“The business is not you. The business has its own fans, its own energy. … You are stunting your business growth by treating the business and you as the same thing, especially if you are a solopreneur.”
I jotted this down while I was interviewing Denise Duffield-Thomas a couple of months ago. (You can read that interview here.)
It’s funny that this is the part of the interview that stuck out to me so strongly, since I teach women how to put more “them”—their personalities, tastes, and attitudes—into the way they write for their businesses.
And I practice what I preach. My weekly email isn’t written by censored, careful, “business-flavored” me. (She went out with the Goodwill bag full of office-appropriate, pre-pregnancy clothes.) It’s written by plain, old, unflavored me.
Yet my business is not me.
The business is not you. Here’s why I got so hung up on this concept: it’s actually a lot harder to relax into sharing your personality in your marketing writing if you’re selling you, rather than the products or services of your business.
Stick with me here for a second.
If I am using my writing to sell me, that whole process is flippin’ fraught. If I’m selling ME, and people don’t buy what I’m selling, how does that make me feel… about me?
Well, it makes me feel like shit. Like rejected shit.
Conversely, if I’m selling me, and loads of people buy… now I feel like they’ve each bought a piece of me. They own little pieces of my time and energy. That feels shitty, too.

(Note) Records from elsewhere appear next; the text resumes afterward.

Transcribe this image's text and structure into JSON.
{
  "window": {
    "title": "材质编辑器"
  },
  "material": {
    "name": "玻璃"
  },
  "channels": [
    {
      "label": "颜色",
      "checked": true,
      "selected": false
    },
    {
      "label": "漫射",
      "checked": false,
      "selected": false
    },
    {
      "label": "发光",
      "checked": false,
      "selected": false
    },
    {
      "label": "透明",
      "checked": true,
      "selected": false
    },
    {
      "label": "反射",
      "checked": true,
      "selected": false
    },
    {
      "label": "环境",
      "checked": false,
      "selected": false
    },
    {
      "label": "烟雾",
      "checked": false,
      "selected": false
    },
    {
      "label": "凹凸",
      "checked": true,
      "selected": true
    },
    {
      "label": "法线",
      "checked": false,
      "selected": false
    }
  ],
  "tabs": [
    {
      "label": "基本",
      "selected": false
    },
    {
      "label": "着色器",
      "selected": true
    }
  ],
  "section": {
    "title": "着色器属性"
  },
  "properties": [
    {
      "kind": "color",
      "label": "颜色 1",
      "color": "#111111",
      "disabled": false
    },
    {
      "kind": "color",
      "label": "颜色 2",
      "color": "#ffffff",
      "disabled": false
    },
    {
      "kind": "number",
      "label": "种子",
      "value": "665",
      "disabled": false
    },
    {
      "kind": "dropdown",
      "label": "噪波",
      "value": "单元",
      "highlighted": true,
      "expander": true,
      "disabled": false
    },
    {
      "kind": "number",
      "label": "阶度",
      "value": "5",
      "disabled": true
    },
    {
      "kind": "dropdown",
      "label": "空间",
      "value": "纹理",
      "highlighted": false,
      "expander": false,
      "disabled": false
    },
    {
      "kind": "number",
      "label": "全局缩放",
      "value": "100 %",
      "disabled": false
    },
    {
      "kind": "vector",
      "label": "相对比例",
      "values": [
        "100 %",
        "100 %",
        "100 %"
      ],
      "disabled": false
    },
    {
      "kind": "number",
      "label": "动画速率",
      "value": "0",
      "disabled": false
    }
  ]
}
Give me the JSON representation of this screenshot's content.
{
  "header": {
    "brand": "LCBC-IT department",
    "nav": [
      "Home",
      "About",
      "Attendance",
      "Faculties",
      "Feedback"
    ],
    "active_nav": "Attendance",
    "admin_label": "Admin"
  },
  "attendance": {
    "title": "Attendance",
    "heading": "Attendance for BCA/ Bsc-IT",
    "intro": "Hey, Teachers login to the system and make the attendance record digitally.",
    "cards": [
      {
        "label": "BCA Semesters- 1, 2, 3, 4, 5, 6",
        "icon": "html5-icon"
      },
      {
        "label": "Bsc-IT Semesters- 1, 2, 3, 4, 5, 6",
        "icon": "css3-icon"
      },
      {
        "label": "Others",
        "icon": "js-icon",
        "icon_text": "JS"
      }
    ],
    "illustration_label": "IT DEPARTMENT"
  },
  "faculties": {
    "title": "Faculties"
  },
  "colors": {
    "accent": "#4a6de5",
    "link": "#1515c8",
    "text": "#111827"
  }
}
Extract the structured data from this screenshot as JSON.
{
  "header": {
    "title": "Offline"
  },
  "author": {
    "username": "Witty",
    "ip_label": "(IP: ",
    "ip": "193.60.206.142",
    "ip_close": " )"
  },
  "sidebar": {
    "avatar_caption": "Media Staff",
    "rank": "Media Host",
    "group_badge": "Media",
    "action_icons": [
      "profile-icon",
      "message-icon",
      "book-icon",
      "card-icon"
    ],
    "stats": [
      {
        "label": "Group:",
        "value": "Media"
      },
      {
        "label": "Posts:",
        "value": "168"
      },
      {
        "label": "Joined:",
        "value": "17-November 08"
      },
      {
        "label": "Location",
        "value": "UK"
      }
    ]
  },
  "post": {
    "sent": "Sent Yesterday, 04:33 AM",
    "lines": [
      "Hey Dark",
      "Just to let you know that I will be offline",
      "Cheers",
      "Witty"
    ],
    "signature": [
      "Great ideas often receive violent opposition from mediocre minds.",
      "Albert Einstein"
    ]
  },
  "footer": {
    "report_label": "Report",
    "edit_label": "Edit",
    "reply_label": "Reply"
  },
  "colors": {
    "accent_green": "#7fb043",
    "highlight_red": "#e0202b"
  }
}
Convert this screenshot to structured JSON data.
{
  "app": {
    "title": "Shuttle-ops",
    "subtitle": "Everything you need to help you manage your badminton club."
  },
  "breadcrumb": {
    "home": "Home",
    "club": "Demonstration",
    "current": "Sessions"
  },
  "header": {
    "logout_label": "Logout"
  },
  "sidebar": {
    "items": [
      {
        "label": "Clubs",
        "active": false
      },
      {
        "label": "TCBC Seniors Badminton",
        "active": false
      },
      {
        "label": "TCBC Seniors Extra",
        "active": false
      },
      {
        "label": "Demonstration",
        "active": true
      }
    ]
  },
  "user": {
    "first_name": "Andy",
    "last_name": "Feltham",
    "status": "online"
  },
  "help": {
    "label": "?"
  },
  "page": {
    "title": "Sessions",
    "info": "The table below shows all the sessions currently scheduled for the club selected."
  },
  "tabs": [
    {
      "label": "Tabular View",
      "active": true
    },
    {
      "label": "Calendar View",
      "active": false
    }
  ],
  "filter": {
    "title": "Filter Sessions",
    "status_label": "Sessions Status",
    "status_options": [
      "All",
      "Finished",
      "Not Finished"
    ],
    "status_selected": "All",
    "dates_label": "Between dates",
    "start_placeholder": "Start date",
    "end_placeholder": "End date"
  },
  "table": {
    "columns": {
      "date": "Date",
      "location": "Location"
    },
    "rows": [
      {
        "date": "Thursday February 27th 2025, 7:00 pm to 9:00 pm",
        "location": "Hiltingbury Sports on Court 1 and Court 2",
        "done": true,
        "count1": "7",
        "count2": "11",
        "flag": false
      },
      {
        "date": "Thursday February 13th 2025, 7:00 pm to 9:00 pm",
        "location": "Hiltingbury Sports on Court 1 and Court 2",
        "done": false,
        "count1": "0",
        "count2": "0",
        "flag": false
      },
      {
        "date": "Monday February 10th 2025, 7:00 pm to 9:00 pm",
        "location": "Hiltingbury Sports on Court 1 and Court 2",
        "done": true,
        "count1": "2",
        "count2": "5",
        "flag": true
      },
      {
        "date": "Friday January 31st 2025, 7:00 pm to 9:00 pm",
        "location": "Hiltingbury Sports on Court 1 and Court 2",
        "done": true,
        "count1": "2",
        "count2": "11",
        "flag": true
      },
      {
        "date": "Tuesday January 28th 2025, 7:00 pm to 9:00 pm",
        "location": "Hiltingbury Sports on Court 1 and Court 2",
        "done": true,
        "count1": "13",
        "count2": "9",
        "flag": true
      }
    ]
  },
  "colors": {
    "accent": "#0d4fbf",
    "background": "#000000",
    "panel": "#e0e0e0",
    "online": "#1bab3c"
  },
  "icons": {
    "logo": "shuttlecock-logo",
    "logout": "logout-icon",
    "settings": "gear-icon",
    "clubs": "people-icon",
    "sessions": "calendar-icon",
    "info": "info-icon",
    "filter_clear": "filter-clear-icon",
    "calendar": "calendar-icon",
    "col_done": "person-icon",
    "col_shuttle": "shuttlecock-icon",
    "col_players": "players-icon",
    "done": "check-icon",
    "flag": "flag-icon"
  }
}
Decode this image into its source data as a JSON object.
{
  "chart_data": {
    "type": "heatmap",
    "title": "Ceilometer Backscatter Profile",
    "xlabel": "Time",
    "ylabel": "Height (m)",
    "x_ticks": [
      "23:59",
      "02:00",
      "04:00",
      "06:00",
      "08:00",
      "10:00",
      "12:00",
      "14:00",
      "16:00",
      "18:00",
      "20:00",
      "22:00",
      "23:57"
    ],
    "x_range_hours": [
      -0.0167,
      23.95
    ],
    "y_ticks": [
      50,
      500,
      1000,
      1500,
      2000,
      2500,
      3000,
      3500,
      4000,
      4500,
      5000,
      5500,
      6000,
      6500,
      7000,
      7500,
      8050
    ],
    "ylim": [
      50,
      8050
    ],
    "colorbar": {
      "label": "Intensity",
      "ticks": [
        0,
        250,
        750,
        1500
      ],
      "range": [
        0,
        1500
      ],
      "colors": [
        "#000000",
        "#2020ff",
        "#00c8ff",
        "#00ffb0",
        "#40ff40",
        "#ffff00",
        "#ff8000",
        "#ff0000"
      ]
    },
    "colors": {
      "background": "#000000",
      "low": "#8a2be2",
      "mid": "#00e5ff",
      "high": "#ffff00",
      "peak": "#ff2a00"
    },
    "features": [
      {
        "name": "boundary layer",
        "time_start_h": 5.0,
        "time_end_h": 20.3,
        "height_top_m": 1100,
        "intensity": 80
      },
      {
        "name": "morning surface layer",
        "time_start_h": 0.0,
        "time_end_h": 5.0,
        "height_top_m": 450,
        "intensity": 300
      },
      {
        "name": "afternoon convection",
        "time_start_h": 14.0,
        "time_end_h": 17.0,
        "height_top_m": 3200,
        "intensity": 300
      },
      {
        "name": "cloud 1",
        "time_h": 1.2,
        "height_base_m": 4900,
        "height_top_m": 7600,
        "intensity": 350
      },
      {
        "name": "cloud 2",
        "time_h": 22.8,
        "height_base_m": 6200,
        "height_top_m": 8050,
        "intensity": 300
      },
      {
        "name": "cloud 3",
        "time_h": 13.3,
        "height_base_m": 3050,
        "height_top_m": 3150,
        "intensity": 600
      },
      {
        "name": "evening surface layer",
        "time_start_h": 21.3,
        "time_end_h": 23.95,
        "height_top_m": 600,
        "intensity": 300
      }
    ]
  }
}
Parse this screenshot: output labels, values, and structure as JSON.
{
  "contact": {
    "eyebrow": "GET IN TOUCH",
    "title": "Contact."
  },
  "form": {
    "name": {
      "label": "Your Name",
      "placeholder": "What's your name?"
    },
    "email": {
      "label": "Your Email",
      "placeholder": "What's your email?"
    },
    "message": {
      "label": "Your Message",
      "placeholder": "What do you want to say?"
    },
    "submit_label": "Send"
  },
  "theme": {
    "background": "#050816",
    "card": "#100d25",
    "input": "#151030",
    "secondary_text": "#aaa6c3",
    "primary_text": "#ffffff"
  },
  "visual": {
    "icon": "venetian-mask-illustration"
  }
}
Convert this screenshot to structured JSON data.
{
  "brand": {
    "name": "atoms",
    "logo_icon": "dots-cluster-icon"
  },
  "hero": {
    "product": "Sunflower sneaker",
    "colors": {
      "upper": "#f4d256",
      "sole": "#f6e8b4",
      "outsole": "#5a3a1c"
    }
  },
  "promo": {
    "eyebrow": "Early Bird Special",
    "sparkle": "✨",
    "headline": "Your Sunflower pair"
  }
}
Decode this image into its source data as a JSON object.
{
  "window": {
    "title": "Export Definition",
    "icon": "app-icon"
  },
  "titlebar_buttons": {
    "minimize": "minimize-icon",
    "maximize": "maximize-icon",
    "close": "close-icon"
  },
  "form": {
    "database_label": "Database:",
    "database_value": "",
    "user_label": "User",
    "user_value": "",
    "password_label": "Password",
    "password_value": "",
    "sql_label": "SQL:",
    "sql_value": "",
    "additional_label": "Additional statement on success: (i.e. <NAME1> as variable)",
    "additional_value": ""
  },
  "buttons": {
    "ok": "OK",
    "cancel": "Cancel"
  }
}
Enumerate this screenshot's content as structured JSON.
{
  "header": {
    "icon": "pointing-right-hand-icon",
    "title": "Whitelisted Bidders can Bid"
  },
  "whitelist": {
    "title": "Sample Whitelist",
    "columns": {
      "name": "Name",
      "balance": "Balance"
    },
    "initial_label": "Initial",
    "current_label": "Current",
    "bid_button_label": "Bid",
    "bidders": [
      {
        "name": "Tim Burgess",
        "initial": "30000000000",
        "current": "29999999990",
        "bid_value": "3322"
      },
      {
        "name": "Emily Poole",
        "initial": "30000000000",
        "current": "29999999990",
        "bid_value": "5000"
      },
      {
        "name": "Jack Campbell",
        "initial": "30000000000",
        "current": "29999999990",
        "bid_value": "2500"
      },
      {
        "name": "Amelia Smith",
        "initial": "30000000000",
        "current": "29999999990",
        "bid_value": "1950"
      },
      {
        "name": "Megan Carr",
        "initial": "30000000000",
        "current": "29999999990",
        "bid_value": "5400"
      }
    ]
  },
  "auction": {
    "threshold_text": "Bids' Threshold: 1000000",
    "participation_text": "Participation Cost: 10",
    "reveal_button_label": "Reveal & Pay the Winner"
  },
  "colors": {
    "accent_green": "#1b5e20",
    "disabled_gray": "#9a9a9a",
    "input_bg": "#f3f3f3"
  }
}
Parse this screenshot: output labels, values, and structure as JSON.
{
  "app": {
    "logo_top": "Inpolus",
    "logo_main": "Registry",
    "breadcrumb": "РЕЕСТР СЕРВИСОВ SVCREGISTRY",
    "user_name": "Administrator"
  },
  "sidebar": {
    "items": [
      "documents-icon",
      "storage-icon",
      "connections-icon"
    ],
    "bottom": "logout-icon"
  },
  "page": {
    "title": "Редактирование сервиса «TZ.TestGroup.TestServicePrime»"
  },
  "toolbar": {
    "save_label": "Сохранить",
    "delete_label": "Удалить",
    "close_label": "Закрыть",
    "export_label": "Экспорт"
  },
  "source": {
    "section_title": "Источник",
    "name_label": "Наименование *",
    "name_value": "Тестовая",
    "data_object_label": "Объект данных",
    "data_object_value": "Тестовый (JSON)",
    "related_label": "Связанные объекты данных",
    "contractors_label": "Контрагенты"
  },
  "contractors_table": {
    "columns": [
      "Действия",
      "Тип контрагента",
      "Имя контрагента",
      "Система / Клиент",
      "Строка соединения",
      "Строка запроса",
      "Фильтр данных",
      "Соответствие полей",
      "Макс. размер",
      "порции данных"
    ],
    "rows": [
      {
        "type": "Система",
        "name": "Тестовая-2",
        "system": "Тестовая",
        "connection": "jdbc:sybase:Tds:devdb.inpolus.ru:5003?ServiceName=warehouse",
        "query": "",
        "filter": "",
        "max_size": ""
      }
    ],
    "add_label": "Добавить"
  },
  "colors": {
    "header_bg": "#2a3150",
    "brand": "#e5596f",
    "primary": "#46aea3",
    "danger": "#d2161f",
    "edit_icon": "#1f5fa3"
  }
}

BUT. If I’m infusing my personality into my copywriting in order to demonstrate my business’s approach to solving my customer’s problem, then I’m attracting people who want/need/love that approach. I’m repelling everyone else who doesn’t want or need that.
I’m still deeply connected to the business. Still intertwined in some ways.
But NOT indistinguishable.
I’ve tried a few things to make this concept more concrete. One thing has worked better than anything else. It’s not a copywriting thing, but I figured I’d tell you about it anyway because I want to know if you’ve tried it:
I organized the business’s finances. I set up a business checking and savings account. Yes, I had a business checking account before. But often I also paid for things for the business with my personal account. Also, when a client paid me, it all went into my personal checking account. Once in a while I kicked some back over to the business account whenever I felt like the business account balance looked too low.
A sound strategy, to be sure! ?
Now, the business has revenue, expenses, profit, and losses of its own. (I know those of you reading this who are financial professionals are smacking various parts of your bodies because this is so obvious. Also everyone who has read Profit First, which I haven’t, but I’ve heard this is in there.)
To the rest of you: I want to let you know that getting organized in this way isn’t just about… getting more organized.
It’s the thing that has helped me create a business that is separate from my identity as an adult human who shows up to work each day with a whole range of moods and energy levels.
That separation protects me. And that protection allowed me to run my first launch ever this month… without pinning my entire sense of self-worth on the outcome.
Sure, I still struggle with tying my self-worth to how much I sell. But I have created a crucial bit of distance. …
If you want to read someone else’s thoughts after wrestling with this concept, go read Tyler J. McCall’s piece. I’m always of the mind that someday, when I’ve “made it”… I won’t struggle with panic or low self-worth after something too bad (or too GOOD) happens within the business. But then he wrote this post. It’s really good.